Task material:
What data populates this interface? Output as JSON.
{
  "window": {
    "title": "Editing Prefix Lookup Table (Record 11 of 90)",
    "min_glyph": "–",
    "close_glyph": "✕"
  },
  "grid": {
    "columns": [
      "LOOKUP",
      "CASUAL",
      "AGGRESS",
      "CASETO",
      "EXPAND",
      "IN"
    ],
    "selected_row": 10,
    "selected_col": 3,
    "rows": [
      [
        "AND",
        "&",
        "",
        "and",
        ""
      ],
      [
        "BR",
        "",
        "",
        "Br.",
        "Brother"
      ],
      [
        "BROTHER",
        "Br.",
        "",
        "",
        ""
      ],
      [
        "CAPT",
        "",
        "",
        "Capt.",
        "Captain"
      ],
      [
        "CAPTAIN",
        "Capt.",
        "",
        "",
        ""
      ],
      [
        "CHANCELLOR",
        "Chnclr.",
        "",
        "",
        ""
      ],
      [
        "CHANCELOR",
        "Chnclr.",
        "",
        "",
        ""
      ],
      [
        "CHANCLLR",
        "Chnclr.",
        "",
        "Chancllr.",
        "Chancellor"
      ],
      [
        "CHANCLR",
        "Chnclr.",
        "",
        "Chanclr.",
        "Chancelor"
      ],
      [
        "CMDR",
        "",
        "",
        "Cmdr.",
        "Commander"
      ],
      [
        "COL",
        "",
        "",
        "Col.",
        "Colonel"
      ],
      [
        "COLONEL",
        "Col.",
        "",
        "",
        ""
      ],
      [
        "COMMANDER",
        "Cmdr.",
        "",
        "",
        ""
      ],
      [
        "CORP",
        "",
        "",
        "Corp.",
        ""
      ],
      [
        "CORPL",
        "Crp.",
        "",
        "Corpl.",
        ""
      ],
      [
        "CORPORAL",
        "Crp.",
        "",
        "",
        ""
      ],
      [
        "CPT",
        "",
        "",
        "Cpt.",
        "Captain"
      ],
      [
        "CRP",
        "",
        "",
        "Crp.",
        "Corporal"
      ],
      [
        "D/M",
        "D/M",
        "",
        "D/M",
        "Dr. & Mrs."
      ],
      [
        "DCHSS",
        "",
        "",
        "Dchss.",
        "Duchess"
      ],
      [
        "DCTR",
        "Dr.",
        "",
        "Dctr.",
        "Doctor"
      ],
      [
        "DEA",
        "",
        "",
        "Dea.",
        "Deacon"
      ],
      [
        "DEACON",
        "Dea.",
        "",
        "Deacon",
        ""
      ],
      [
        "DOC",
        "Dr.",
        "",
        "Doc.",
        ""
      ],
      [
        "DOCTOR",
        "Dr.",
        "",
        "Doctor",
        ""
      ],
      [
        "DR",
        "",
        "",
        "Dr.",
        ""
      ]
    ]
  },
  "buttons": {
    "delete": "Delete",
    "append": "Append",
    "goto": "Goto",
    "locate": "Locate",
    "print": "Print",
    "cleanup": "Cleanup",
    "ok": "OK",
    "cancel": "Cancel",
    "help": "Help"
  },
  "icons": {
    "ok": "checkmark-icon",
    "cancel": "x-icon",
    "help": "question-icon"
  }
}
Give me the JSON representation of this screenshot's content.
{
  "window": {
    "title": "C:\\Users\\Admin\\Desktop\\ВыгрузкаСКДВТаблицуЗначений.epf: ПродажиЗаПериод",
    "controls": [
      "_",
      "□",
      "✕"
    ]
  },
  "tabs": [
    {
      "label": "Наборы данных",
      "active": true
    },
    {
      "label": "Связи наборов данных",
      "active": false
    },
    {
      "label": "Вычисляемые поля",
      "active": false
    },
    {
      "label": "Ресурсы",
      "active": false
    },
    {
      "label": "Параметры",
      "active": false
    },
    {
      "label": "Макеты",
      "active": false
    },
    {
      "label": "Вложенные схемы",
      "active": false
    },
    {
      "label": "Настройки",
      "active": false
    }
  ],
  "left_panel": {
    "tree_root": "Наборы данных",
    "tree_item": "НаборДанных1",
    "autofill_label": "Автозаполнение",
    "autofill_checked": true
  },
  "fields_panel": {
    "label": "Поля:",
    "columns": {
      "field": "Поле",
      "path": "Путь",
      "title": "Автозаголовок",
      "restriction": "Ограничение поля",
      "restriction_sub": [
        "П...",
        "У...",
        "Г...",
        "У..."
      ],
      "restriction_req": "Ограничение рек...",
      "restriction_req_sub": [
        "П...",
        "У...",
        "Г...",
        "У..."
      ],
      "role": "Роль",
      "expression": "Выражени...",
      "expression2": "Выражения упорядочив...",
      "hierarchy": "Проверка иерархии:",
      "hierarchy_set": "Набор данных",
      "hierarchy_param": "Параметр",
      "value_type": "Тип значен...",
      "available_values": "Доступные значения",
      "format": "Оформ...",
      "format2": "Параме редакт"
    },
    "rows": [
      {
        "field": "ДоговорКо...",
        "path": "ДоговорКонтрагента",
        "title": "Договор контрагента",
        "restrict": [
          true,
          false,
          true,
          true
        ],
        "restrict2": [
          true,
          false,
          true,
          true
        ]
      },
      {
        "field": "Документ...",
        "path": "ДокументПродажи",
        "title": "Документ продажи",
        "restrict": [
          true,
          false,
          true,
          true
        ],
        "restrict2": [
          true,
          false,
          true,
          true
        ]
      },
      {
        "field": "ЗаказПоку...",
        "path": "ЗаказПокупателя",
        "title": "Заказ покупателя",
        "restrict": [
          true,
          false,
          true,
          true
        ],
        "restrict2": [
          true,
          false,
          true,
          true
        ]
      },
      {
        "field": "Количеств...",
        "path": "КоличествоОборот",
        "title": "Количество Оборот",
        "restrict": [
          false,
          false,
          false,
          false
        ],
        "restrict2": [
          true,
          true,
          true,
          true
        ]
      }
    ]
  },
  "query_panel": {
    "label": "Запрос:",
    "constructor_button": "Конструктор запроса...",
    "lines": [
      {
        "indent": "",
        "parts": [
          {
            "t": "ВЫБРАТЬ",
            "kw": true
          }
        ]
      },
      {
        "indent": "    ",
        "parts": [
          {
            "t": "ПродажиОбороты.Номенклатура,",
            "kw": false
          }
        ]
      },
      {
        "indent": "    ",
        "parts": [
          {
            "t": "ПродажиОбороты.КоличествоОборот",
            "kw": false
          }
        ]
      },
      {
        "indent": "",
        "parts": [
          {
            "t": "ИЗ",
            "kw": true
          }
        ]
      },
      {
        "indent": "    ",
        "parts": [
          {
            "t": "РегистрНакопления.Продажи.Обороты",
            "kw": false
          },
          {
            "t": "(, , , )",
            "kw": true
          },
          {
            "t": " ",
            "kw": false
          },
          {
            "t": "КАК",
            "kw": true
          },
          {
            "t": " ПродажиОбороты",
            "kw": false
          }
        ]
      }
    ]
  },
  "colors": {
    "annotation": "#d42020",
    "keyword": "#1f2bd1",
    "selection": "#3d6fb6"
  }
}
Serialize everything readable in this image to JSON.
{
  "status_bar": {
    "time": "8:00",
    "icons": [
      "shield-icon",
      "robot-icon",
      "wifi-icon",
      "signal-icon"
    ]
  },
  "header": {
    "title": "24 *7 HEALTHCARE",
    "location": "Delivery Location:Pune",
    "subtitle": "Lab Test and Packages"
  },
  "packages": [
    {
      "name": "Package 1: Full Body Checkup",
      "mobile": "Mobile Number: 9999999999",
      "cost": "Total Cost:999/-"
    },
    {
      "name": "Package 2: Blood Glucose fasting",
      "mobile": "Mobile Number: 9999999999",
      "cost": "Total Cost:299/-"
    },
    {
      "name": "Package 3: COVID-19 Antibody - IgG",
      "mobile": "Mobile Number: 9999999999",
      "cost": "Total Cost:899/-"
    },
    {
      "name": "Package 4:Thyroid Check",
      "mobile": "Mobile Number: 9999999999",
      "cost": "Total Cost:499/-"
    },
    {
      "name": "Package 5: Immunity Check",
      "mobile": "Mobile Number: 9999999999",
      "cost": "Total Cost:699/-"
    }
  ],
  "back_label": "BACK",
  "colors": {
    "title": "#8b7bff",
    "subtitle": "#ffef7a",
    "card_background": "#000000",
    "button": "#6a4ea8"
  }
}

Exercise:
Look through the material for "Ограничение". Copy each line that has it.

Result of the exercise:
      "restriction": "Ограничение поля",
      "restriction_req": "Ограничение рек...",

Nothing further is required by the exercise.